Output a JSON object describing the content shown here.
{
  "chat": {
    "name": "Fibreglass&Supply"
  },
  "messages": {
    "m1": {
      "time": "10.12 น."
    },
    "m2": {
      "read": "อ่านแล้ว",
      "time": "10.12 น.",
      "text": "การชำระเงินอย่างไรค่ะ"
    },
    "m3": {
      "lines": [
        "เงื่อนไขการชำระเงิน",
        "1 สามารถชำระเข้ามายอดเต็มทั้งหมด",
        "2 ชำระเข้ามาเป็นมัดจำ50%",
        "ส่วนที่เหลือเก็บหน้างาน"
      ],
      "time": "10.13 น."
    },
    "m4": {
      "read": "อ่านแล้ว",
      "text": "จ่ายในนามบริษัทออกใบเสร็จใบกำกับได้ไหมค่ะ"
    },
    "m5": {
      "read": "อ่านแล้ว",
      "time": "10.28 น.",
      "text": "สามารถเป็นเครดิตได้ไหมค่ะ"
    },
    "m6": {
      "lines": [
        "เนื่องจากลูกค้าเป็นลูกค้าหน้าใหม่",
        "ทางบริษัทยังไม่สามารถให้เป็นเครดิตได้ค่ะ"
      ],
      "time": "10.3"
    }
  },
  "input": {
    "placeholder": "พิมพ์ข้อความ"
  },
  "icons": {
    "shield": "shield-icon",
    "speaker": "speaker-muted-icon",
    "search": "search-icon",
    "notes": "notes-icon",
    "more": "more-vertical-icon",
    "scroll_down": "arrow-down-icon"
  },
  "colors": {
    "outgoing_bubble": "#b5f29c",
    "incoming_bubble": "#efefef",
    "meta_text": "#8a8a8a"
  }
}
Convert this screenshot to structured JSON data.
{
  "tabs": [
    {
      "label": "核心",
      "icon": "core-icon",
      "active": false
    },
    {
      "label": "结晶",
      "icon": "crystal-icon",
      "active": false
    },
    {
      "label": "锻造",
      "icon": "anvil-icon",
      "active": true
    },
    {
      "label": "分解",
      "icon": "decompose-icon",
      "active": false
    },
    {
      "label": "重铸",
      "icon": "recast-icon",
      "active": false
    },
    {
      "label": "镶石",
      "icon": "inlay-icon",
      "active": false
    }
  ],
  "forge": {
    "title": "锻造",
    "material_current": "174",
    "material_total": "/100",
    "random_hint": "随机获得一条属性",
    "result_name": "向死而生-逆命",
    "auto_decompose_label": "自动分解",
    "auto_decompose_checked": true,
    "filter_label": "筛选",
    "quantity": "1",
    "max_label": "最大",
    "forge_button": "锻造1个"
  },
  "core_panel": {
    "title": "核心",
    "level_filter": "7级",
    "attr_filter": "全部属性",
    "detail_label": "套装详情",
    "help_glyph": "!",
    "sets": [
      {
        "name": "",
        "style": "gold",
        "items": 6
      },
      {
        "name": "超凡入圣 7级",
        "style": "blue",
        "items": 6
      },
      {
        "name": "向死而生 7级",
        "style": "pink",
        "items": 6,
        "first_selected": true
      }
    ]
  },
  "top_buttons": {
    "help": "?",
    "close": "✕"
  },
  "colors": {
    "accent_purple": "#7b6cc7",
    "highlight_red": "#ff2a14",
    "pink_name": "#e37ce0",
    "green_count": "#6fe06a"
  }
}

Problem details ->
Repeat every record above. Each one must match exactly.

Reply ->
Output a JSON object describing the content shown here.
{
  "chat": {
    "name": "Fibreglass&Supply"
  },
  "messages": {
    "m1": {
      "time": "10.12 น."
    },
    "m2": {
      "read": "อ่านแล้ว",
      "time": "10.12 น.",
      "text": "การชำระเงินอย่างไรค่ะ"
    },
    "m3": {
      "lines": [
        "เงื่อนไขการชำระเงิน",
        "1 สามารถชำระเข้ามายอดเต็มทั้งหมด",
        "2 ชำระเข้ามาเป็นมัดจำ50%",
        "ส่วนที่เหลือเก็บหน้างาน"
      ],
      "time": "10.13 น."
    },
    "m4": {
      "read": "อ่านแล้ว",
      "text": "จ่ายในนามบริษัทออกใบเสร็จใบกำกับได้ไหมค่ะ"
    },
    "m5": {
      "read": "อ่านแล้ว",
      "time": "10.28 น.",
      "text": "สามารถเป็นเครดิตได้ไหมค่ะ"
    },
    "m6": {
      "lines": [
        "เนื่องจากลูกค้าเป็นลูกค้าหน้าใหม่",
        "ทางบริษัทยังไม่สามารถให้เป็นเครดิตได้ค่ะ"
      ],
      "time": "10.3"
    }
  },
  "input": {
    "placeholder": "พิมพ์ข้อความ"
  },
  "icons": {
    "shield": "shield-icon",
    "speaker": "speaker-muted-icon",
    "search": "search-icon",
    "notes": "notes-icon",
    "more": "more-vertical-icon",
    "scroll_down": "arrow-down-icon"
  },
  "colors": {
    "outgoing_bubble": "#b5f29c",
    "incoming_bubble": "#efefef",
    "meta_text": "#8a8a8a"
  }
}
Convert this screenshot to structured JSON data.
{
  "tabs": [
    {
      "label": "核心",
      "icon": "core-icon",
      "active": false
    },
    {
      "label": "结晶",
      "icon": "crystal-icon",
      "active": false
    },
    {
      "label": "锻造",
      "icon": "anvil-icon",
      "active": true
    },
    {
      "label": "分解",
      "icon": "decompose-icon",
      "active": false
    },
    {
      "label": "重铸",
      "icon": "recast-icon",
      "active": false
    },
    {
      "label": "镶石",
      "icon": "inlay-icon",
      "active": false
    }
  ],
  "forge": {
    "title": "锻造",
    "material_current": "174",
    "material_total": "/100",
    "random_hint": "随机获得一条属性",
    "result_name": "向死而生-逆命",
    "auto_decompose_label": "自动分解",
    "auto_decompose_checked": true,
    "filter_label": "筛选",
    "quantity": "1",
    "max_label": "最大",
    "forge_button": "锻造1个"
  },
  "core_panel": {
    "title": "核心",
    "level_filter": "7级",
    "attr_filter": "全部属性",
    "detail_label": "套装详情",
    "help_glyph": "!",
    "sets": [
      {
        "name": "",
        "style": "gold",
        "items": 6
      },
      {
        "name": "超凡入圣 7级",
        "style": "blue",
        "items": 6
      },
      {
        "name": "向死而生 7级",
        "style": "pink",
        "items": 6,
        "first_selected": true
      }
    ]
  },
  "top_buttons": {
    "help": "?",
    "close": "✕"
  },
  "colors": {
    "accent_purple": "#7b6cc7",
    "highlight_red": "#ff2a14",
    "pink_name": "#e37ce0",
    "green_count": "#6fe06a"
  }
}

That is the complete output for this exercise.